But this night was not all about the Ravens and the upcoming Super Bowl, though that was definitely a big part of it. The evenings setlist drew heavily from Jacobs large repertoire of material, using the new material that Jacobs has written recently for The Cris Jacobs Band (including â€œDragonfly,â€ â€œDevil or Jesse James,â€ and â€œStoned on youâ€), a smattering of old Bridge songs (â€œHeavy Water,â€, â€œHoneybee,â€ and â€œDevil on Meâ€ among others), and a few tasty covers (the aforementioned New Orleans tunes and â€œYou Can Stay but the Noise Must Goâ€) thrown in for good measure. This highly experienced band made this wide range music all their own. Jacobsâ€™ soulful wail echoes the southern-fried, gravely, timbre of Lowell George, and the addition of the masterful touch of Ginty and the hard-driving, precise drumming of Thomakos seemed to give his voice that much more power on the evening (or maybe it was just the excitement for the Ravens). For many in the crowd in the crowd there was an extreme familiarity with many of Jacobsâ€™ songs, but with addition of such seasoned skillful players as Ginty and Thomakos the music found new and interesting musical paths down which to wind.

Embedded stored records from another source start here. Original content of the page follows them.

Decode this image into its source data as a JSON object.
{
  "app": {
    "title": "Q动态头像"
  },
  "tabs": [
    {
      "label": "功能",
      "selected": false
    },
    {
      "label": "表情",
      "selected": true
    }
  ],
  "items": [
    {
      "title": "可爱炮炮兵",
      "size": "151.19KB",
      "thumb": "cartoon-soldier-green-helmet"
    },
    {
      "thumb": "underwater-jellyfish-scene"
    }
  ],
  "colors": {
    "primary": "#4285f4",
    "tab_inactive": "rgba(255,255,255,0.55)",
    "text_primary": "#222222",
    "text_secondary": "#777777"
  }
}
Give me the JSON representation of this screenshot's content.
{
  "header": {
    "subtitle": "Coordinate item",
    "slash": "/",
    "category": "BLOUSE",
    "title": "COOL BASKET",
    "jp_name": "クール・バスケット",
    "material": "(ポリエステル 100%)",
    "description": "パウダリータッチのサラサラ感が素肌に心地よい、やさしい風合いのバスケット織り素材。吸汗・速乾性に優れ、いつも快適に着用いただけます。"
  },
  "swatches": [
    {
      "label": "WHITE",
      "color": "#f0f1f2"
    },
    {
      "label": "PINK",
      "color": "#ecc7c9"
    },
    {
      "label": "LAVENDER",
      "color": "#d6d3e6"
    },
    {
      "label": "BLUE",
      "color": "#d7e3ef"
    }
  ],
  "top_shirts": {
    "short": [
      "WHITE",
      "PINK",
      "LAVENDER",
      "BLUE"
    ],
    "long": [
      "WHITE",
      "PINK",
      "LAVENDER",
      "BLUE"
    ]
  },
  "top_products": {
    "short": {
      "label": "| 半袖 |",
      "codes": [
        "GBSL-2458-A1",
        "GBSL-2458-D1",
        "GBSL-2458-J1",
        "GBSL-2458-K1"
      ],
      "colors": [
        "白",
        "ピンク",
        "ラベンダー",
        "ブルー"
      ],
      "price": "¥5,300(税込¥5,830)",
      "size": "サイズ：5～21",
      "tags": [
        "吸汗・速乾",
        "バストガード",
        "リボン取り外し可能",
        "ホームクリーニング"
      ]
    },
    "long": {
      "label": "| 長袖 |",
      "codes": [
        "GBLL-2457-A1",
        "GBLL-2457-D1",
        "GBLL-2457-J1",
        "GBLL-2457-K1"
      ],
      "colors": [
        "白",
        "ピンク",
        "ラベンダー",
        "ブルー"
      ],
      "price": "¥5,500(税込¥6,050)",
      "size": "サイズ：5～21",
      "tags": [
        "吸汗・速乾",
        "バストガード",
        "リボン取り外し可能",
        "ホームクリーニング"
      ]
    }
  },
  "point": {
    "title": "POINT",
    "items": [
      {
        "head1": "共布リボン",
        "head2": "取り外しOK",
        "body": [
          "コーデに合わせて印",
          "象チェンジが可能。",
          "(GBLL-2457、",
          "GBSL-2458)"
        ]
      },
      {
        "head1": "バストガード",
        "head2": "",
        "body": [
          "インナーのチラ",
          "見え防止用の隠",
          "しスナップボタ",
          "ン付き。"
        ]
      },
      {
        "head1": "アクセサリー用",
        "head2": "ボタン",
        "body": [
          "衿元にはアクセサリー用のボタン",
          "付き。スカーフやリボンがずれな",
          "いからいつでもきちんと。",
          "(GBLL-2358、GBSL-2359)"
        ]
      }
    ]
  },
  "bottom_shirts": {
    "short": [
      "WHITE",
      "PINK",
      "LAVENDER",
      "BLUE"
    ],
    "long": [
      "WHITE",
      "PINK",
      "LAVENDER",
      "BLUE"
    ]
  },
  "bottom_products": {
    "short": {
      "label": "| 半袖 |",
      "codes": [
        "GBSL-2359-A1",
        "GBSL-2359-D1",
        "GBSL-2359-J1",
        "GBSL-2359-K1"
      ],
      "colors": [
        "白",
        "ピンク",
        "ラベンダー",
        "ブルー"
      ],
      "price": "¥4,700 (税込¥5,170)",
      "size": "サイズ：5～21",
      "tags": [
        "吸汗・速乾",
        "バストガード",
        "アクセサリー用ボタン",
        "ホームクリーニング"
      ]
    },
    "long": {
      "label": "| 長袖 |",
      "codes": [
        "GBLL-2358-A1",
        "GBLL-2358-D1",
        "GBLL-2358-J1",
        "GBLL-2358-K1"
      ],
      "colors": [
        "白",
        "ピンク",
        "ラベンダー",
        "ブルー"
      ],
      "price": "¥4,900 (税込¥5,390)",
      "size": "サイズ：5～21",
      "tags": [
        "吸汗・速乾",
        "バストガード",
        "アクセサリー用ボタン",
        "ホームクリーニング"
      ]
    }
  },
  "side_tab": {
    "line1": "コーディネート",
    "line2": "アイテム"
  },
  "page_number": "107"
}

Still the overriding theme for the show on this chilly night in Baltimore was the energy that came with the anticipation of The Ravens appearance in the Super Bowl the next day, and the night would appropriately end on that note. After wrapping up their set with a spirited take on The Bridgeâ€™s â€œColorado Motel,â€ the crowd began shouting their approval and even more boisterous version of the â€œSeven Nation Armyâ€ chant erupted from the crowd as they waited for the band to retake the stage. The band quickly retook the stage. Leckie and Thomakos began to play along with the crowd, churning out the hard-hitting, pulsating rhythm of â€œSeven Nation Army,â€ only this time instead a brief tease, Jacobs and Ginty picked up the rhythm and launched into a full-on version of the song that burned with a ferocity that would make the hometown teamâ€™s long revered defense proud, and as everyone in the crowd gave their full-throated best to make their chant heard, all eyes turned towards New Orleans and next dayâ€™s Super Bowl.
Authorâ€™s note â€“ The Ravens would go on to win the Super Bowl the next day, the â€œSeven Nation Armyâ€ chant could be heard constantly throughout the game, Baltimore rejoiced, and for just one small moment there was peace in the world.
To see all of Jordan August ‘s photos from Jacobs’ surreal pep-rally please visit here.